Janet added, “[It’s] a way to bring all kinds of different people that live downtown together, that maybe have only moved down for a short period of time. [A] lot of our gardeners are from Ontario originally or Quebec and it brings a cohesiveness to a place that really didn’t have a neighbourhood feel to it. I think it’s really contributed to the feel of the neighbourhood.”
One specific story from Janet: “We have an individual, a couple of individuals, [from the Disability Resource Centre], but we have one individual in particular who suffered from anxiety and depression and she says the garden has saved her life. She comes every single day. She maintains our boulevard [gardens].”
Laura continued, “She’s like our ambassador, kind of. She’s always here and greeting people and welcoming people and she says she doesn’t know what she would do without the garden… and especially since [the COVID-19 outbreak], her volunteer activities have been cancelled so this has been especially important for her to have a place to come to.”
Community engagement is one of the many reasons community gardens are created and encouraged by the City.
How does Yates St. keep community engagement going, even when the allotments are full?
Laura explained, “Well we’ve kind of, if you’ve noticed, spilled out onto Yates Street, onto the boulevards. [Hopefully] people see that and get inspired to garden and then they walk by and see [people here] enjoying gardening. I think that’s a big part of it. Also the apiary was something we didn’t really expect but it’s brought a lot of community just learning about pollinators and then having events here.”
Janet added, “[This] year we weren’t able to proceed with it but bringing daycare children [because] they don’t have a lot of green space [downtown] and we have a children’s box and a pollinator box. Last year this time, they came in and did a little program about pollinators. [We] hope in future we can continue to provide an opportunity for pre-school and daycare children that are in the downtown core in daycares.”
Laura continued, “I feel like we’re pretty lucky. A lot of our gardeners are really willing to volunteer and be a part of work parties and we have a lot of the same people that have been here for a few years, so I think that helps.”
As we wrapped up our conversation, I asked Laura and Janet if there was anything they wished the public knew about their garden.
Maybe just that it’s here. A lot of people that even live close to here don’t realize [as they are] biking by or driving by that it’s here. For me, especially, it’s important. This is my only gardening space. People don’t really have the option of sometimes growing food at home so it’s nice to have this community space.Laura Fraser, Garden Coordinator
I think it inspires people, too. I mean, I’ve noticed so many more balcony gardens around the neighbourhood and people come in to see what’s growing and I think it’s a really inviting, welcoming place that people have responded to.Janet Strauss, Community Garden Volunteer

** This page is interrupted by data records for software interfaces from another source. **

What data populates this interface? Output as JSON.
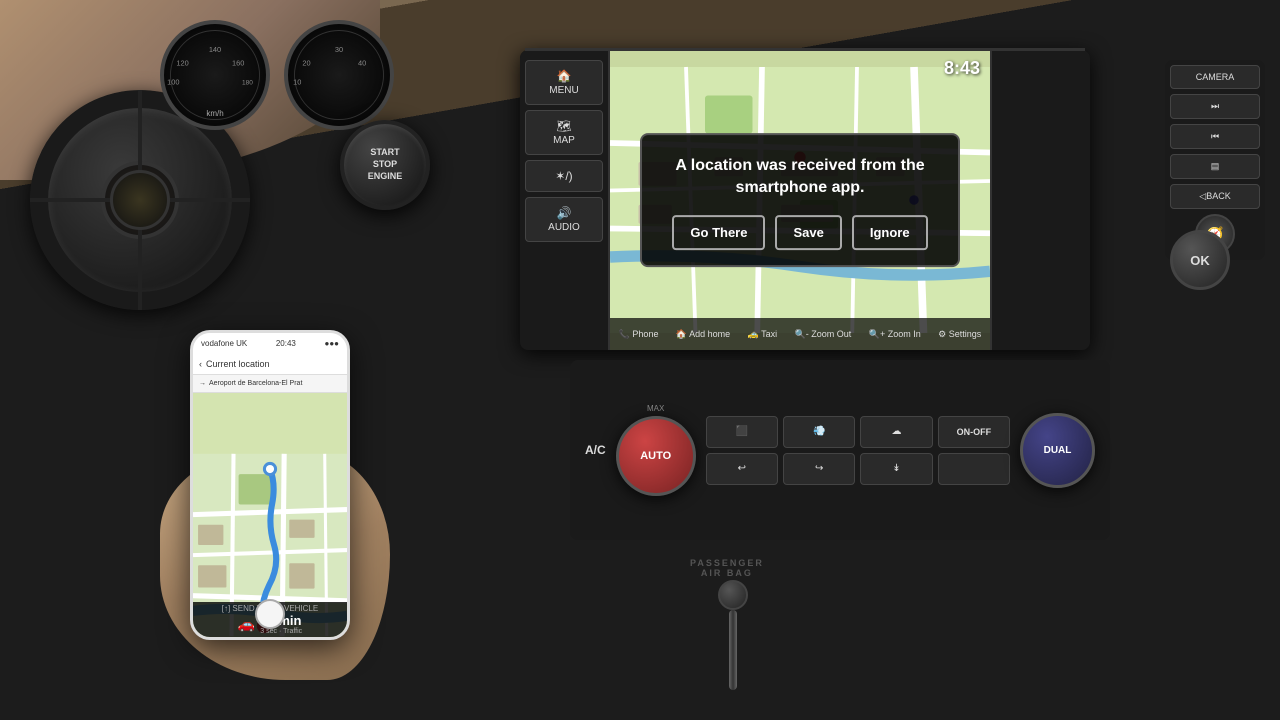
{
  "background": {
    "color": "#1a1208"
  },
  "infotainment": {
    "time": "8:43",
    "notification": {
      "message": "A location was received from the smartphone app.",
      "button_go_there": "Go There",
      "button_save": "Save",
      "button_ignore": "Ignore"
    },
    "left_controls": [
      {
        "label": "MENU",
        "icon": "🏠"
      },
      {
        "label": "MAP",
        "icon": "🗺"
      },
      {
        "label": "✶/)",
        "icon": ""
      },
      {
        "label": "AUDIO",
        "icon": "🔊"
      }
    ],
    "toolbar_items": [
      "Phone",
      "Add Home",
      "Taxi",
      "Zoom Out",
      "Zoom In",
      "Settings"
    ]
  },
  "right_panel": {
    "camera_label": "CAMERA",
    "btn1": "⏭",
    "btn2": "⏮",
    "btn3": "▤",
    "back_label": "◁BACK"
  },
  "ok_button": "OK",
  "start_stop": {
    "line1": "START",
    "line2": "STOP",
    "line3": "ENGINE"
  },
  "climate": {
    "ac_label": "A/C",
    "auto_label": "AUTO",
    "on_off_label": "ON-OFF",
    "dual_label": "DUAL",
    "max_label": "MAX"
  },
  "airbag": {
    "line1": "PASSENGER",
    "line2": "AIR BAG"
  },
  "phone": {
    "status_carrier": "vodafone UK",
    "time": "20:43",
    "signal": "●●●",
    "origin": "Current location",
    "destination": "Aeroport de Barcelona-El Prat",
    "send_label": "[↑] SEND TO MY VEHICLE",
    "eta_minutes": "19 min",
    "eta_traffic": "3 sec · Traffic"
  }
}
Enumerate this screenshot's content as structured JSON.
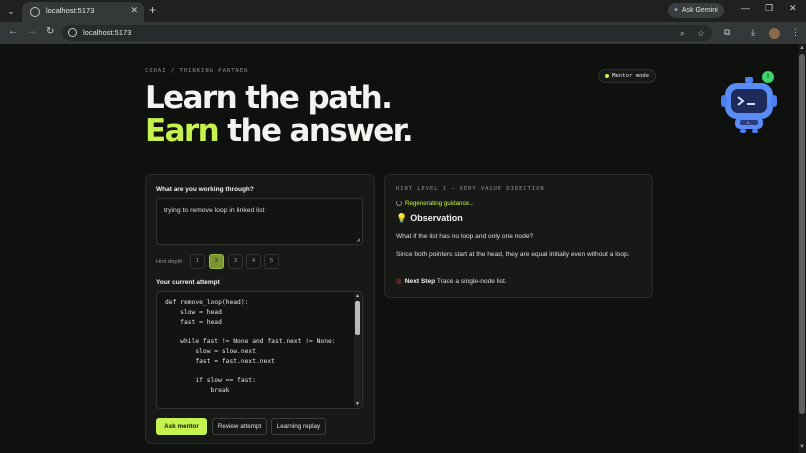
{
  "browser": {
    "tab_title": "localhost:5173",
    "tab_close": "✕",
    "new_tab": "+",
    "url": "localhost:5173",
    "gemini_label": "Ask Gemini",
    "window_controls": [
      "—",
      "❐",
      "✕"
    ],
    "icons": [
      "tab-menu-icon",
      "favicon-icon",
      "back-icon",
      "forward-icon",
      "reload-icon",
      "site-info-icon",
      "zoom-icon",
      "bookmark-star-icon",
      "extensions-icon",
      "download-icon",
      "profile-avatar",
      "more-menu-icon"
    ]
  },
  "header": {
    "eyebrow": "CODAI / THINKING PARTNER",
    "mentor_mode": "Mentor mode",
    "hero_line1": "Learn the path.",
    "hero_line2_accent": "Earn",
    "hero_line2_rest": " the answer.",
    "robot_badge": "!"
  },
  "colors": {
    "accent": "#c6f24e",
    "background": "#0f110f",
    "panel": "#161916",
    "badge_green": "#3fd46b"
  },
  "form": {
    "question_label": "What are you working through?",
    "problem_text": "trying to remove  loop in linked list",
    "hint_depth_label": "Hint depth",
    "depth_options": [
      "1",
      "2",
      "3",
      "4",
      "5"
    ],
    "selected_depth": "2",
    "attempt_label": "Your current attempt",
    "code": "def remove_loop(head):\n    slow = head\n    fast = head\n\n    while fast != None and fast.next != None:\n        slow = slow.next\n        fast = fast.next.next\n\n        if slow == fast:\n            break",
    "ask_mentor": "Ask mentor",
    "review_attempt": "Review attempt",
    "learning_replay": "Learning replay"
  },
  "hint": {
    "eyebrow": "HINT LEVEL 1 — VERY VAGUE DIRECTION",
    "regenerating": "Regenerating guidance...",
    "observation_title": "Observation",
    "question": "What if the list has no loop and only one node?",
    "body": "Since both pointers start at the head, they are equal initially even without a loop.",
    "next_step_label": "Next Step",
    "next_step_text": " Trace a single-node list."
  }
}
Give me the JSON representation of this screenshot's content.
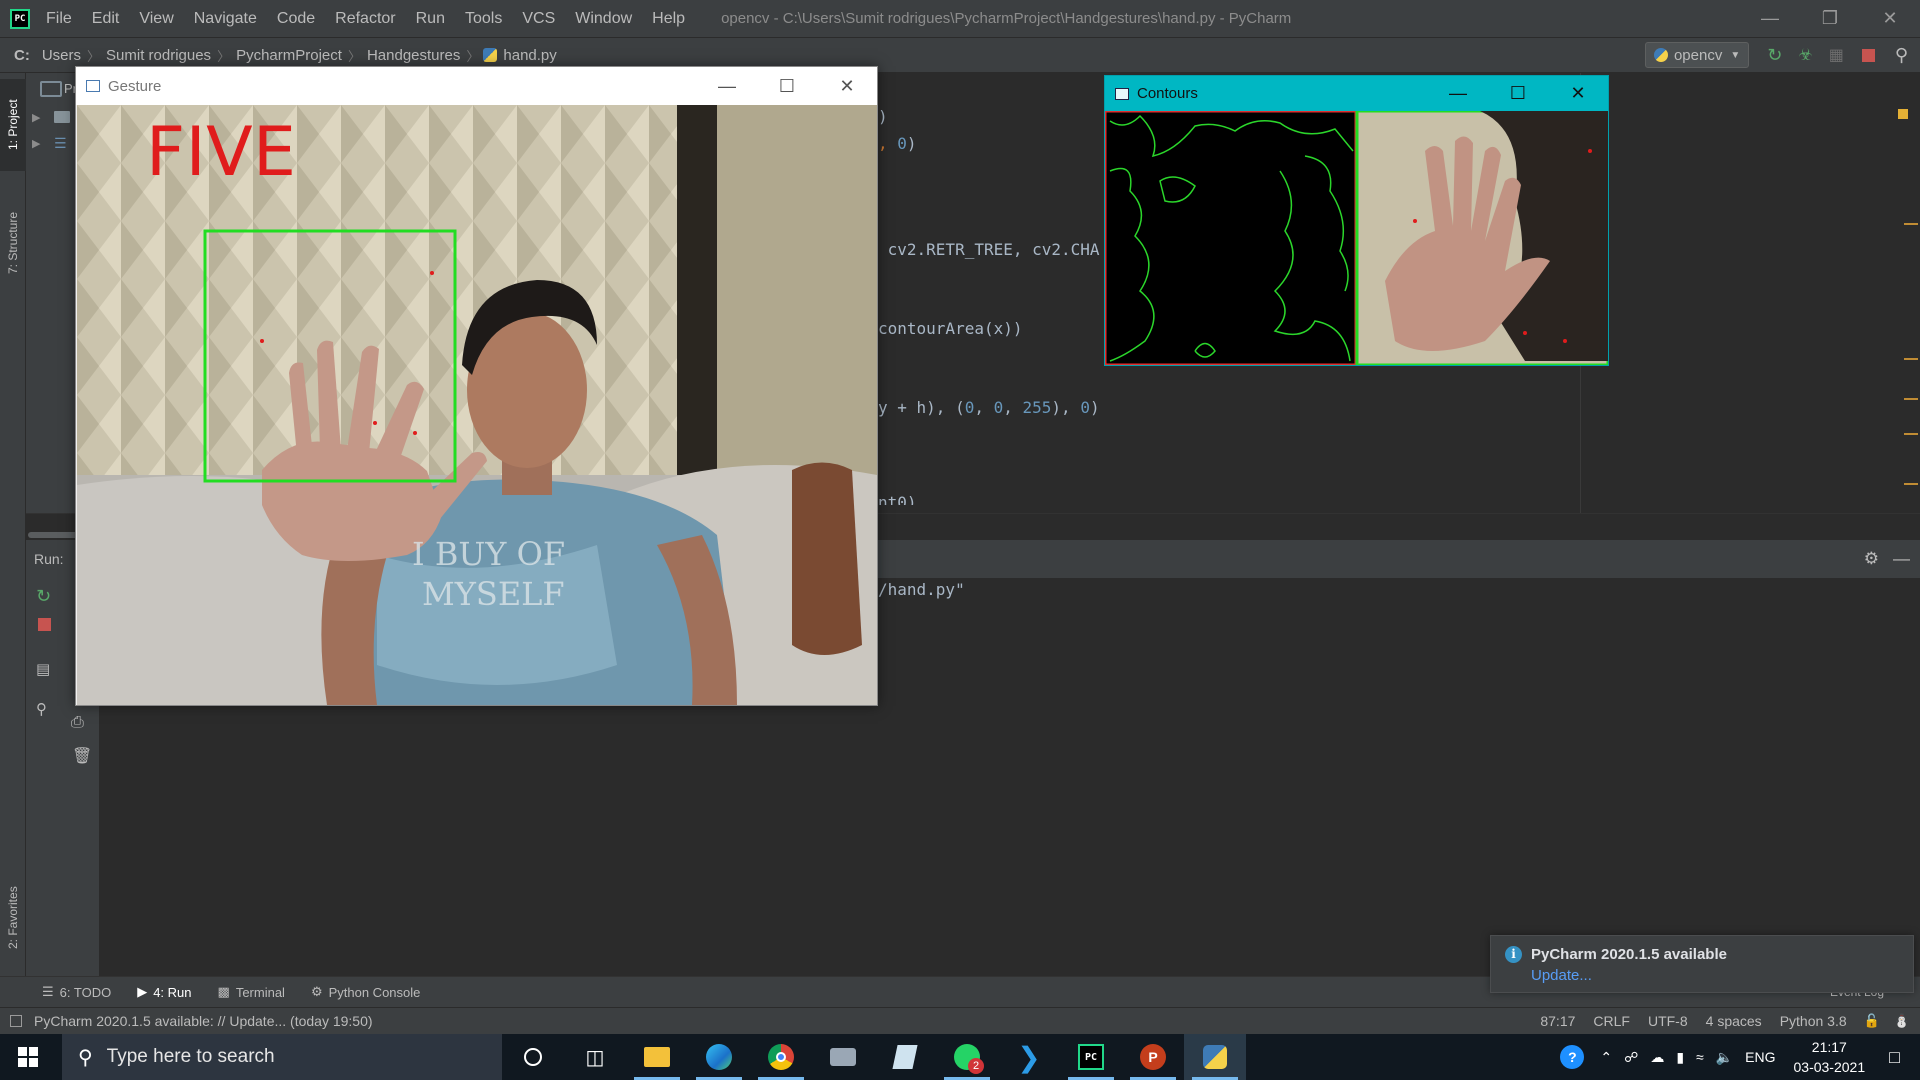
{
  "titlebar": {
    "menu": [
      "File",
      "Edit",
      "View",
      "Navigate",
      "Code",
      "Refactor",
      "Run",
      "Tools",
      "VCS",
      "Window",
      "Help"
    ],
    "window_title": "opencv - C:\\Users\\Sumit rodrigues\\PycharmProject\\Handgestures\\hand.py - PyCharm"
  },
  "navbar": {
    "drive": "C:",
    "crumbs": [
      "Users",
      "Sumit rodrigues",
      "PycharmProject",
      "Handgestures"
    ],
    "file": "hand.py",
    "interpreter": "opencv"
  },
  "left_strip": {
    "project": "1: Project",
    "structure": "7: Structure",
    "favorites": "2: Favorites"
  },
  "project_panel": {
    "label": "Pr"
  },
  "editor": {
    "lines": [
      {
        "text": ")"
      },
      {
        "text": ", 0)"
      },
      {
        "text": " cv2.RETR_TREE, cv2.CHA"
      },
      {
        "text": "contourArea(x))"
      },
      {
        "text": "y + h), (0, 0, 255), 0)"
      },
      {
        "text": "nt0)"
      }
    ]
  },
  "run": {
    "label": "Run:",
    "console_line": "/hand.py\""
  },
  "gesture_window": {
    "title": "Gesture",
    "overlay_text": "FIVE",
    "overlay_color": "#e01c1c",
    "box_color": "#22dd22",
    "shirt_text_1": "I BUY OF",
    "shirt_text_2": "MYSELF"
  },
  "contours_window": {
    "title": "Contours",
    "titlebar_color": "#00b7c3"
  },
  "tool_tabs": [
    {
      "label": "6: TODO",
      "icon": "list-icon"
    },
    {
      "label": "4: Run",
      "icon": "run-icon"
    },
    {
      "label": "Terminal",
      "icon": "terminal-icon"
    },
    {
      "label": "Python Console",
      "icon": "python-console-icon"
    }
  ],
  "event_log": "Event Log",
  "status": {
    "message": "PyCharm 2020.1.5 available: // Update... (today 19:50)",
    "position": "87:17",
    "line_sep": "CRLF",
    "encoding": "UTF-8",
    "indent": "4 spaces",
    "interpreter": "Python 3.8"
  },
  "notification": {
    "title": "PyCharm 2020.1.5 available",
    "link": "Update..."
  },
  "taskbar": {
    "search_placeholder": "Type here to search",
    "whatsapp_badge": "2",
    "lang": "ENG",
    "time": "21:17",
    "date": "03-03-2021"
  },
  "colors": {
    "ide_bg": "#2b2b2b",
    "panel_bg": "#3c3f41",
    "code_text": "#a9b7c6",
    "code_number": "#6897bb",
    "link": "#589df6"
  }
}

Next time you take a walk down Yates Street, consider getting involved f in this space. You can send Laura an email and ask to join a work party, get yourself on the waiting list or bring your book club or knitting group to appreciate the serene space.
Stay tuned as we travel next week
to Vic West!
About The Blog:
This blog series explores different community garden spaces around the province to discover all the ways these gardens are developing community connectedness, creating spaces for education, food and medicine growing, and connecting people to land and nature.
About the Author: Phoenix Bain is a communications professional and uninvited settler living and working on the homeland of the Lekwungen people. Phoenix has co-developed this blog series with Aaren Topley, Can You Dig It Provincial Manager as a way of showcasing the amazing community building work happening in gardens throughout the province.